04/28/2014 06:56:33 PM

Apr28

I always find myself pulled to two different emotional  poles on Yom HaShoah. 

On the one hand one can't help but feel overwhelmed by the sheer numbers - the absolute enormity of the catastrophe. The New York public library has an exhibit of various pictures and other objects of note from Warsaw from before the war. In that collection, they are exhibiting the pre - war Warsaw Jewish phone book that was compiled in the late 1930's. As staggering as the number is there were roughly 780,000 names of Jewish occupants just in Warsaw of which a mere couple of thousand returned after 1945. Numbers like two and a half million children, among others, never cease to stop one in one's tracks in sheer disbelief. 

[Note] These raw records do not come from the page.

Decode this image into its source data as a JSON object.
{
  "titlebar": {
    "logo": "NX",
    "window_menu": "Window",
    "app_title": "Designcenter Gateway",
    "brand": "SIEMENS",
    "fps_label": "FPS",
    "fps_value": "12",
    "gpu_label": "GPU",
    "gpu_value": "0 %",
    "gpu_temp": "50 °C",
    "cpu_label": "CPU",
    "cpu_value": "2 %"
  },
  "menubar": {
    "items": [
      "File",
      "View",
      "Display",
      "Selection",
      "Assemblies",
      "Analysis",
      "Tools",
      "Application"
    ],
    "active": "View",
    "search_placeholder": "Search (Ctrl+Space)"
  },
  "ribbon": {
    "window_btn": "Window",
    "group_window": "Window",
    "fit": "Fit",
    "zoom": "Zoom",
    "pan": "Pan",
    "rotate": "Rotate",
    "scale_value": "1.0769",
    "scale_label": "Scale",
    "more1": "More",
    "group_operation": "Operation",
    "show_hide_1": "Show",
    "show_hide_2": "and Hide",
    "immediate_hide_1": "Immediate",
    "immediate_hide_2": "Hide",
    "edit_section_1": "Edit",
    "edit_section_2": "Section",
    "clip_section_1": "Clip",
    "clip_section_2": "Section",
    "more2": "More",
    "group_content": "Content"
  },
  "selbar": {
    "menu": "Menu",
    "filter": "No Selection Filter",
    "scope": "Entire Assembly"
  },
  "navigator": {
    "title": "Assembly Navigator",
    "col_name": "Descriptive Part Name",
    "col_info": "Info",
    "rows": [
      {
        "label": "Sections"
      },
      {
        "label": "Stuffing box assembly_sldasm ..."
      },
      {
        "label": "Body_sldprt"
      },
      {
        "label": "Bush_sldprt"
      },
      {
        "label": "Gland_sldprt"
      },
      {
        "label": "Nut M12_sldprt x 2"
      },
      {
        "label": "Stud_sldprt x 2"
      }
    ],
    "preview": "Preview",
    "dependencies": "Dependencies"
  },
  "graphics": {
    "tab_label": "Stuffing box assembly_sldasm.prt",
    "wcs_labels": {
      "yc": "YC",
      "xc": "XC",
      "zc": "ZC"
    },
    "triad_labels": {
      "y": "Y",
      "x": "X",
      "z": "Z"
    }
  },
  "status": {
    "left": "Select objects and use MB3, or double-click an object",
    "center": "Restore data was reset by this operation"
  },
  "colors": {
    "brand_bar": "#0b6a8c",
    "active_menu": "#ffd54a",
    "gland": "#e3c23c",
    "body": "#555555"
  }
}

On the other hand a catastrophe, even one of the highest order, is never more than a collection of individual vignettes and personal stories that live and breath behind the numbers. How many hundreds of thousands of people were pulled away from their screaming children knowing they would never see each other again? How many loving husbands watched their wives die in front of them? How many children were physically dragged from their homes? How many nine year old boys, no different than my own Ori, recited Shema Yisroel as they walked to their deaths? These are the questions and images that continue to haunt my consciousness now nearly 70 years after the end of the war. 

I would like to think that in a way we live those unfinished lives. Every time we have a child or hug a child or take time to breathe in the majesty of life or write a sefer or write a song or sing a song or any one of a thousand small meaningful acts we are not only affirming life but  are also somehow walking in footprints that others left before us, somehow carrying on someone else's journey whose time on this earth was cut short. 

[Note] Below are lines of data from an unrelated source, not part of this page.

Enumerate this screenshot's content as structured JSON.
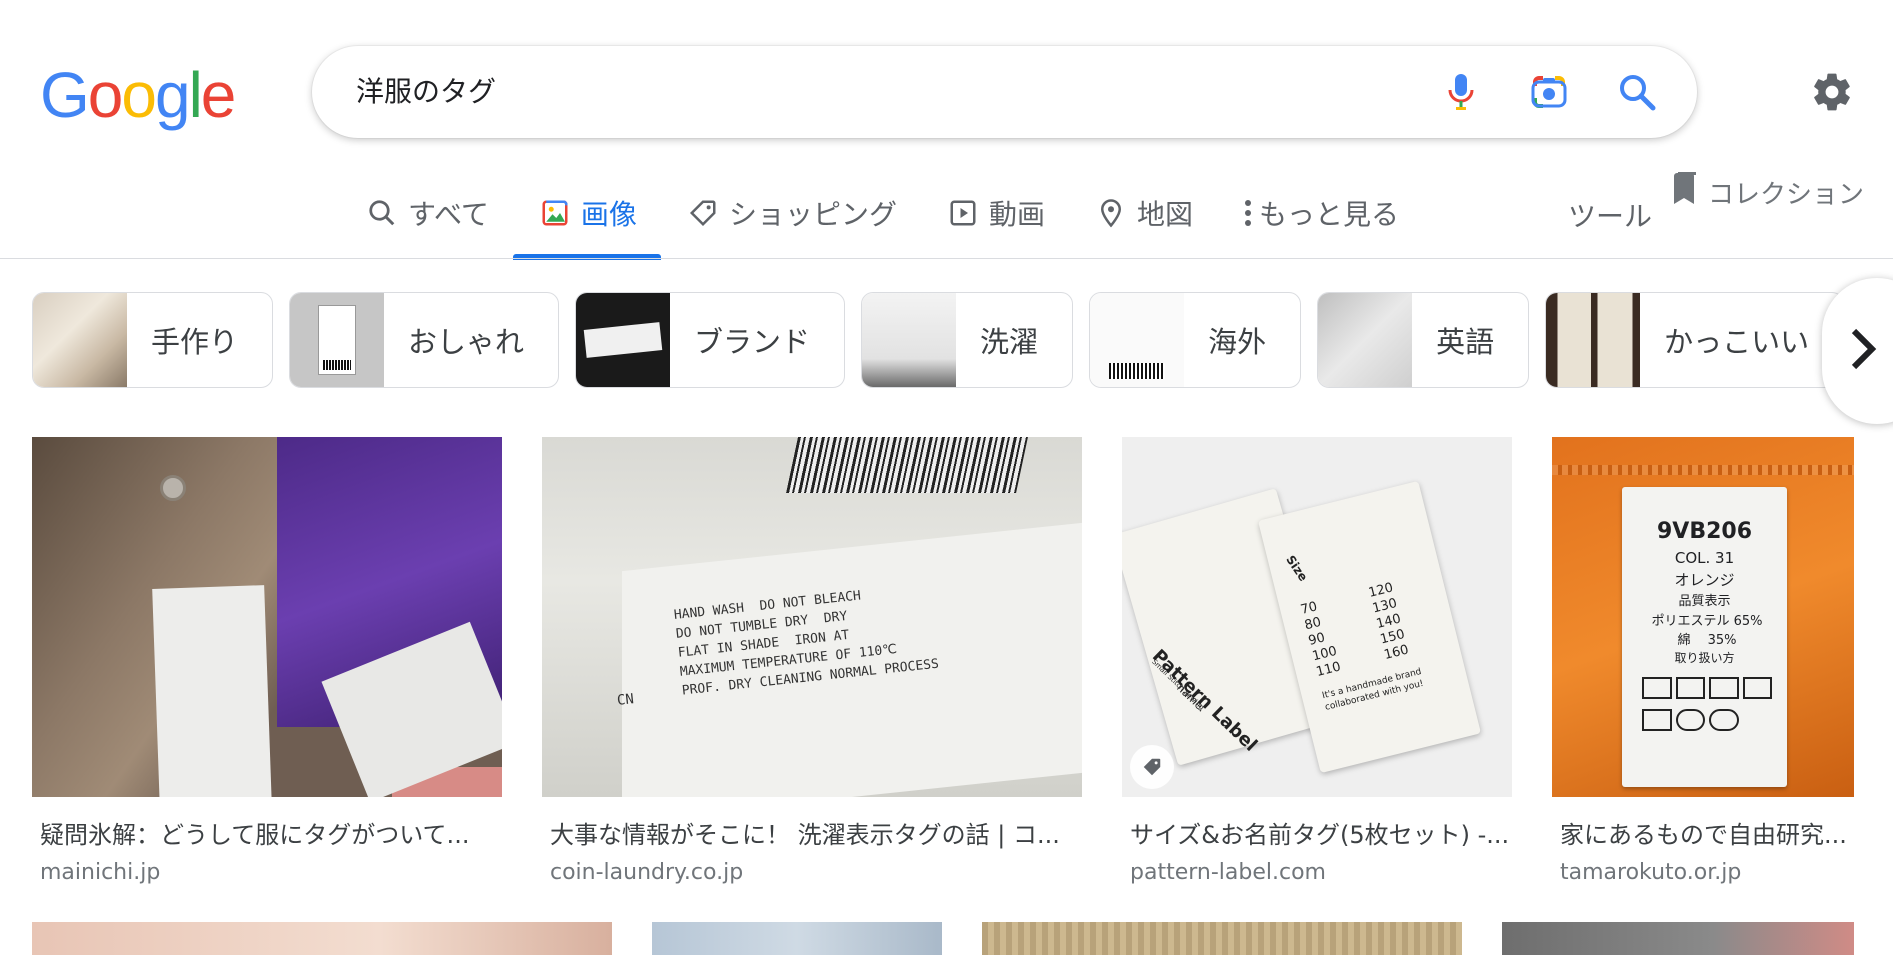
{
  "logo": "Google",
  "search": {
    "query": "洋服のタグ"
  },
  "tabs": [
    {
      "label": "すべて",
      "icon": "search-icon"
    },
    {
      "label": "画像",
      "icon": "image-icon",
      "active": true
    },
    {
      "label": "ショッピング",
      "icon": "tag-icon"
    },
    {
      "label": "動画",
      "icon": "play-icon"
    },
    {
      "label": "地図",
      "icon": "location-icon"
    },
    {
      "label": "もっと見る",
      "icon": "more-vert-icon"
    }
  ],
  "tools_label": "ツール",
  "collection_label": "コレクション",
  "chips": [
    {
      "label": "手作り"
    },
    {
      "label": "おしゃれ"
    },
    {
      "label": "ブランド"
    },
    {
      "label": "洗濯"
    },
    {
      "label": "海外"
    },
    {
      "label": "英語"
    },
    {
      "label": "かっこいい"
    }
  ],
  "results": [
    {
      "title": "疑問氷解：どうして服にタグがついて...",
      "source": "mainichi.jp"
    },
    {
      "title": "大事な情報がそこに！ 洗濯表示タグの話 | コ...",
      "source": "coin-laundry.co.jp"
    },
    {
      "title": "サイズ&お名前タグ(5枚セット) -...",
      "source": "pattern-label.com"
    },
    {
      "title": "家にあるもので自由研究...",
      "source": "tamarokuto.or.jp"
    }
  ],
  "image_text": {
    "barcode_label": "HAND WASH  DO NOT BLEACH\nDO NOT TUMBLE DRY  DRY\nFLAT IN SHADE  IRON AT\nMAXIMUM TEMPERATURE OF 110℃\nPROF. DRY CLEANING NORMAL PROCESS",
    "cn": "CN",
    "pattern_label_brand": "Pattern Label",
    "pattern_label_sub": "Small Stitch Sewing",
    "name_label": "name.",
    "size_label": "Size",
    "sizes_left": [
      "70",
      "80",
      "90",
      "100",
      "110"
    ],
    "sizes_right": [
      "120",
      "130",
      "140",
      "150",
      "160"
    ],
    "handmade_text": "It's a handmade brand collaborated with you!",
    "orange_code": "9VB206",
    "orange_col": "COL. 31",
    "orange_color": "オレンジ",
    "orange_quality": "品質表示",
    "orange_poly": "ポリエステル 65%",
    "orange_cotton": "綿　 35%",
    "orange_care": "取り扱い方"
  },
  "colors": {
    "accent": "#1a73e8",
    "blue": "#4285F4",
    "red": "#EA4335",
    "yellow": "#FBBC05",
    "green": "#34A853"
  }
}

Our lives should continue to be infused with memories, even those memories that are deeply disturbing. Both the enormity and the intimacy of the Shoah should never be lost on us and the memories and lives of those who made the ultimate sacrifice should never stop informing and elevating our own existence. 

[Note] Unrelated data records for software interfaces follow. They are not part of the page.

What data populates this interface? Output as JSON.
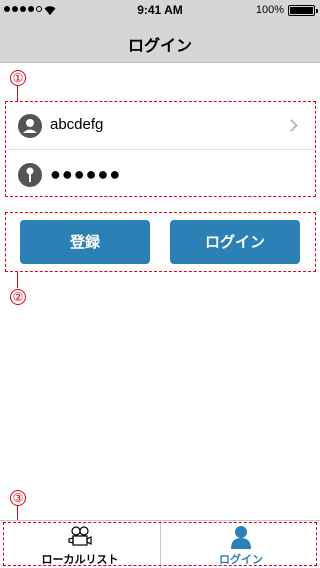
{
  "status_bar": {
    "time": "9:41 AM",
    "battery": "100%"
  },
  "nav": {
    "title": "ログイン"
  },
  "annotations": {
    "one": "①",
    "two": "②",
    "three": "③"
  },
  "login_form": {
    "username": "abcdefg",
    "password_masked": "●●●●●●"
  },
  "buttons": {
    "register": "登録",
    "login": "ログイン"
  },
  "tab_bar": {
    "tabs": [
      {
        "label": "ローカルリスト",
        "icon": "video-camera-icon",
        "active": false
      },
      {
        "label": "ログイン",
        "icon": "person-icon",
        "active": true
      }
    ]
  },
  "colors": {
    "accent": "#2b80b6",
    "annotation": "#e60012",
    "bar": "#d6d6d9"
  }
}
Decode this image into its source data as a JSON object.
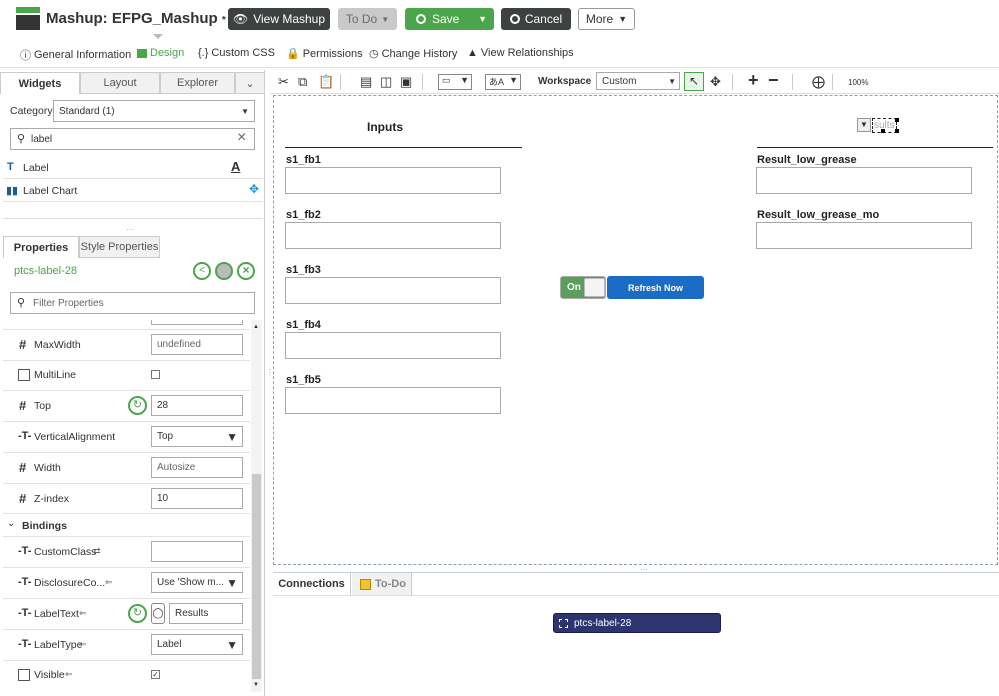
{
  "header": {
    "title": "Mashup: EFPG_Mashup",
    "dirty_marker": "*",
    "help": "?",
    "view_mashup": "View Mashup",
    "todo": "To Do",
    "save": "Save",
    "cancel": "Cancel",
    "more": "More"
  },
  "tabs": [
    {
      "label": "General Information"
    },
    {
      "label": "Design"
    },
    {
      "label": "Custom CSS"
    },
    {
      "label": "Permissions"
    },
    {
      "label": "Change History"
    },
    {
      "label": "View Relationships"
    }
  ],
  "left_panel": {
    "tabs": [
      "Widgets",
      "Layout",
      "Explorer"
    ],
    "category_label": "Category",
    "category_value": "Standard (1)",
    "search_value": "label",
    "widgets": [
      {
        "label": "Label"
      },
      {
        "label": "Label Chart"
      }
    ],
    "prop_tabs": [
      "Properties",
      "Style Properties"
    ],
    "selected_widget": "ptcs-label-28",
    "filter_placeholder": "Filter Properties",
    "properties": [
      {
        "name": "MaxWidth",
        "value": "undefined"
      },
      {
        "name": "MultiLine",
        "value": ""
      },
      {
        "name": "Top",
        "value": "28"
      },
      {
        "name": "VerticalAlignment",
        "value": "Top"
      },
      {
        "name": "Width",
        "value": "Autosize"
      },
      {
        "name": "Z-index",
        "value": "10"
      }
    ],
    "bindings_label": "Bindings",
    "bindings": [
      {
        "name": "CustomClass",
        "value": ""
      },
      {
        "name": "DisclosureCo...",
        "value": "Use 'Show m..."
      },
      {
        "name": "LabelText",
        "value": "Results"
      },
      {
        "name": "LabelType",
        "value": "Label"
      },
      {
        "name": "Visible",
        "value": ""
      }
    ]
  },
  "toolbar": {
    "workspace_label": "Workspace",
    "workspace_value": "Custom",
    "zoom": "100%"
  },
  "canvas": {
    "inputs_header": "Inputs",
    "results_label": "sults",
    "input_fields": [
      "s1_fb1",
      "s1_fb2",
      "s1_fb3",
      "s1_fb4",
      "s1_fb5"
    ],
    "result_fields": [
      "Result_low_grease",
      "Result_low_grease_mo"
    ],
    "toggle_label": "On",
    "refresh_label": "Refresh Now"
  },
  "bottom": {
    "tabs": [
      "Connections",
      "To-Do"
    ],
    "node_label": "ptcs-label-28"
  }
}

The day should be meaningful for the many children of Survivors in our shul and for the community at large. 

Wed, June 26 2019 23 Sivan 5779